At many American hospitals, bedside monitors that measure everything from patients’ intracranial pressure to heart, respiration and blood pressure rates feed numbers into artificial intelligence systems that constantly assess their risk of suffering things like stroke, sepsis and heart attack.
But because the algorithms that feed such predictive health care AI systems are often based on data from homogenous populations, AI that’s meant to improve care for everyone sometimes falls short – and may even prove harmful.
Supported by a new $5.9 million National Institutes of Health grant, two University of Virginia researchers will explore ways to improve the use of artificial intelligence in health care for a wider diversity of patient populations.
Primary co-investigators Ishan Williams, an associate professor in the School of Nursing, and Randall Moorman, a UVA Health cardiologist, will develop, test and deploy best practices for artificial intelligence health care systems that aggregate data from a more diverse pool of patients by taking into account their race, ethnicity, socio-economic status and geography.
In a nation with growing racial and ethnic diversity, the effort is a priority for the NIH, which, with its “Bridge to AI” programs, has assembled an array of scholars tasked with improving artificial intelligence.

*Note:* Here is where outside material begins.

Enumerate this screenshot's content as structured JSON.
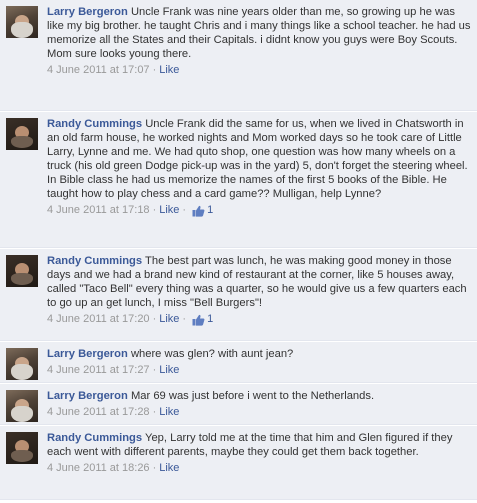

COVID-19 has proven particularly vexing for communities of color, which have been devastated by the disease, compared to their white peers. “If COVID has taught us anything,” Williams said, “it’s that we must take a nuanced, inclusive, equitable approach to everything we do in health care, AI included.”
Acting as co-primary investigators and module leaders, Moorman and Williams will work with investigators at Massachusetts General Hospital, the University of Florida, and colleagues across the country in biomedical and clinical organizations, industry and regulatory agencies.
The research could ultimately help increase AI’s ability to play a more effective role in the care of diverse patients.
Williams’s and Moorman’s work began in late 2022; they expect the AI collaborative, training materials, and diverse data sets to be completed by 2027.